Like racial equity, social equity differs from fair and equal treatment. In its most radical form, it envisions a society that is tolerant and inclusive of every manner of living. Rather than society and its traditional values regarded as the standard by which competing values are evaluated, critical social justice theory rejects such standards and distinctions as leading to inequality. Some of the standards include the traditional nuclear family being the standard against which other domestic arrangements are judged, heterosexuality viewed as a natural expression of sexuality, belief that biological males are men and biological women are women and so on. These hierarchies order society into categories of good and bad, desirable and reprehensible, accepted and shunned. Critical social justice theory rejects such hierarchies for the sake of social equity.
The woke view of inclusion and equity — and the way words like inclusion and equity are understood by one who is woke — means something totally different. It seeks the radical normalization of any behavior and the flattening of all hierarchies to make all things equal. And in making all things equal, it seeks to make all things new, that is, to remake the world. This a fourth assumption of wokeism: It is, in a way, utopian. It is committed to creating a world that has never existed and cannot exist this side of paradise.
Despite its abrupt appearance in Western societies less than a decade ago, wokeism actually has deep historical roots in universities, among intellectuals and within particular philosophical traditions. The next article will look at its roots so that we might gain a broader understanding of the so-called great awokening and to help us critique it more effectively.
 Richard Rorty, “Universality and Truth,” in Robert B. Brandom, ed., Rorty and His Critics (Oxford: Blackwell Publishing Ltd., 2000),22.
 Ibram X. Kendi, How to Be an Antiracist (New York: One World, 2019), 19.
Photo: Getty Images
3 thoughts on “Patterns of Thought in the ‘Woke’ Worldview”
Please include direct link to part 1? 🤔

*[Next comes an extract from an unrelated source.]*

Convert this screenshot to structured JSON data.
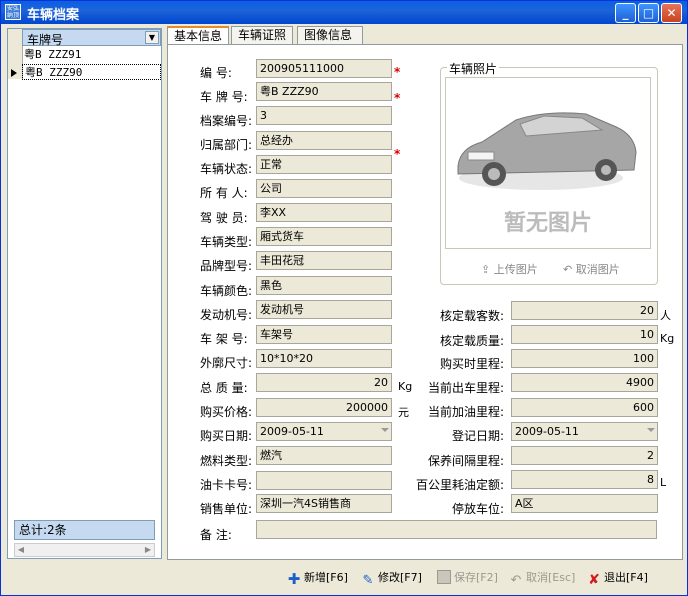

We’re putting together a series tag that will tie them all together. Stay tuned.
Click on “Adam S. Francisco” in the blue byline at the top, and you’ll see his previous article.